What you see in the picture isn’t a spaceship model, but rather a metaphor for the explosive stunning of LVMH during the first semester of 2021. It’s called Louis Vuitton Horizon Light Up (image taken from louisvuitton.com). It’s a wireless speaker that takes inspiration from its Toupie handbag and made of steel and leather and costs 2,450 euro, and according to operators is set to soon be sold out. The goal is to repeat the exploit of the Horizon headphones (1,010 euro). A metaphor, because an accessory such as this one is no longer something surprising as far as Louis Vuitton’s collections go. It’s rather a symbol of the group’s house.
LVMH’s stunning results
LVMH had a revenue of 14.7 billion euro during the 2nd quarter of 2021, recording an organic growth of +14% not on 2020, but on 2019. An amount equal to half a billion more than forecasted by analysts. A stunning performance that was mainly pushed by the sales of the Fashion & Leathergoods division, up by 40%. During the first semester, revenue reached 28.7 billion euro, or 14% more than that of the 1st semester of 2019, with profits from recurring operations touching 7.63 billion euro (+44% on 2019).
Fashion & Leathergoods division
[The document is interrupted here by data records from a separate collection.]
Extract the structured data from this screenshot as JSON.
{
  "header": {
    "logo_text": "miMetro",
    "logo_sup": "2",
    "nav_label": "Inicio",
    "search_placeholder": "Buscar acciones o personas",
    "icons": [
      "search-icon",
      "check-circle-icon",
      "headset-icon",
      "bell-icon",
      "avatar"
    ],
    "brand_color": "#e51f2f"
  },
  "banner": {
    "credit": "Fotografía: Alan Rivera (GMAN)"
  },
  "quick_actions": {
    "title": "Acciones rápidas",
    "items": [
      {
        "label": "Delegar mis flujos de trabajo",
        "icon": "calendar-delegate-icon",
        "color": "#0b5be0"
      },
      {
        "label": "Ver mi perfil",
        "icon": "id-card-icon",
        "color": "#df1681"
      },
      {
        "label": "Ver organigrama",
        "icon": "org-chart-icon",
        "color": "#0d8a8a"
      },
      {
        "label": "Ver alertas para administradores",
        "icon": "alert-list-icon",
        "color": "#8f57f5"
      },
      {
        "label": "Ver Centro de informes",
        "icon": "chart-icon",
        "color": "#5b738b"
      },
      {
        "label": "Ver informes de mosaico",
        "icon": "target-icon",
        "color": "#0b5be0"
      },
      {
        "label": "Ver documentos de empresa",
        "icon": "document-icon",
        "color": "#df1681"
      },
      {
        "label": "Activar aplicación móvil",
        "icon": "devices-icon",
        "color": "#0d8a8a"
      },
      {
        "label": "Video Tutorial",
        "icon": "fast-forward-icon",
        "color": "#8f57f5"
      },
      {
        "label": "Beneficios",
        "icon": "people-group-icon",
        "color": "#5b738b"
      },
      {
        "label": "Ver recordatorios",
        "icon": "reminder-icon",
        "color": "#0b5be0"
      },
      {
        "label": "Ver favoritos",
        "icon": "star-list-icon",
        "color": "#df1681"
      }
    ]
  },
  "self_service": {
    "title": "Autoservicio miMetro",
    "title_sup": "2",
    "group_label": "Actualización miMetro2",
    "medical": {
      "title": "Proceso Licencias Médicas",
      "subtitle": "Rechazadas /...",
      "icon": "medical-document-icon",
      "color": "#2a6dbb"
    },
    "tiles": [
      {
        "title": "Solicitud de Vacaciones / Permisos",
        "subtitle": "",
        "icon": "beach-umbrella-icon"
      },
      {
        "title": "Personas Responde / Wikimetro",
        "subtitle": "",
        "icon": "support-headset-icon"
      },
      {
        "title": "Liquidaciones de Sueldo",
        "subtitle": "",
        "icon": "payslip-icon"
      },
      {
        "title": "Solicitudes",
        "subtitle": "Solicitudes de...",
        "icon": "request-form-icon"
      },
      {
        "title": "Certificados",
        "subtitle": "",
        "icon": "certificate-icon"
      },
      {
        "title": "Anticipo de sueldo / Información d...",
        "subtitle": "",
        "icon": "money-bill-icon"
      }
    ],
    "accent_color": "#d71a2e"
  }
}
Impressing numbers, if it wasn’t that LVMH can show even more outstanding ones. For example, those of the Fashion & Leathergoods division: fashion and accessories have reached record levels, as far as revenue goes, with a +81% growth compared to the January-June 2021 period and +38% on the same period of 2019. USA and Asia drove sales, and are in part responsible for the division’s profits. Up 74% from the first half of 2019 and over 3 times that of 2020. LVMH cites the performances of Louis Vuitton, Christian Dior, Celine, Loewe, Fendi and Marc Jacobs in its integrative note.
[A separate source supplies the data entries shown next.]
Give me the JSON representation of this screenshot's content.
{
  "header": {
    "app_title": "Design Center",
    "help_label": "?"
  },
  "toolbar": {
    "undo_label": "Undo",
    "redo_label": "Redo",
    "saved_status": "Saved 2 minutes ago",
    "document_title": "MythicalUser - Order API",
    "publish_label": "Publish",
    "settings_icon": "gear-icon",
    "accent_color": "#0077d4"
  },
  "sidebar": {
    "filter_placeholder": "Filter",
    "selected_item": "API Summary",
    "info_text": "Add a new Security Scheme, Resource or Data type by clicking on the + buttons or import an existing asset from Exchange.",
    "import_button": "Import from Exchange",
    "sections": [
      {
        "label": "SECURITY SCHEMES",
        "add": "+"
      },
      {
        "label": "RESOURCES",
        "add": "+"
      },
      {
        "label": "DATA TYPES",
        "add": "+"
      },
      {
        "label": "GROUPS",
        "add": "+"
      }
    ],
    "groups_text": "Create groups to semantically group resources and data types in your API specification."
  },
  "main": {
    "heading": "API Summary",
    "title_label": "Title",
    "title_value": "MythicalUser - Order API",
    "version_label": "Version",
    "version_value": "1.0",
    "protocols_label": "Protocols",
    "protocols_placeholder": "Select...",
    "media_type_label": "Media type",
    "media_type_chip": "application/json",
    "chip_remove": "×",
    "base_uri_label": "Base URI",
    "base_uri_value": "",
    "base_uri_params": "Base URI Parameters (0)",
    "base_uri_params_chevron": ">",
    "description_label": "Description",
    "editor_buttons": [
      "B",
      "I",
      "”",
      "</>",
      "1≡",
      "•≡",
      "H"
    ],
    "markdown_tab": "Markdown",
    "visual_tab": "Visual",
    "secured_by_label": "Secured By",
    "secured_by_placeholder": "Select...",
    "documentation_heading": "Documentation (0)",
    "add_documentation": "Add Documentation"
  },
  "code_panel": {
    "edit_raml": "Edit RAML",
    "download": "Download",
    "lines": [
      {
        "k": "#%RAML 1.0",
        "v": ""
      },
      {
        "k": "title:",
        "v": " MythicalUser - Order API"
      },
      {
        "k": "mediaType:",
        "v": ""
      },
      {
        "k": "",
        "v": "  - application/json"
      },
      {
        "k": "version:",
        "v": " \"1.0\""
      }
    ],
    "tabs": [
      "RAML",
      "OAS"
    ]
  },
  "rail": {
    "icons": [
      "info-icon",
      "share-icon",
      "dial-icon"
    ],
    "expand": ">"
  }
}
LVMH’s stock value has increased by 68% during the last year. While discussing potential acquisitions with analysts, reports Bloomberg, the CFO Jean Jacques Guiony has stated that the integration of the last acquired brand, Tiffany, will require time and that the group usually doesn’t make acquisitions of that size “every two years”. That’s why, pointed our Mr. Guiony, LVMH remains interested in smaller targets (as you can read in this article published on Lineapelle Magazine) to access new markets, technology or products.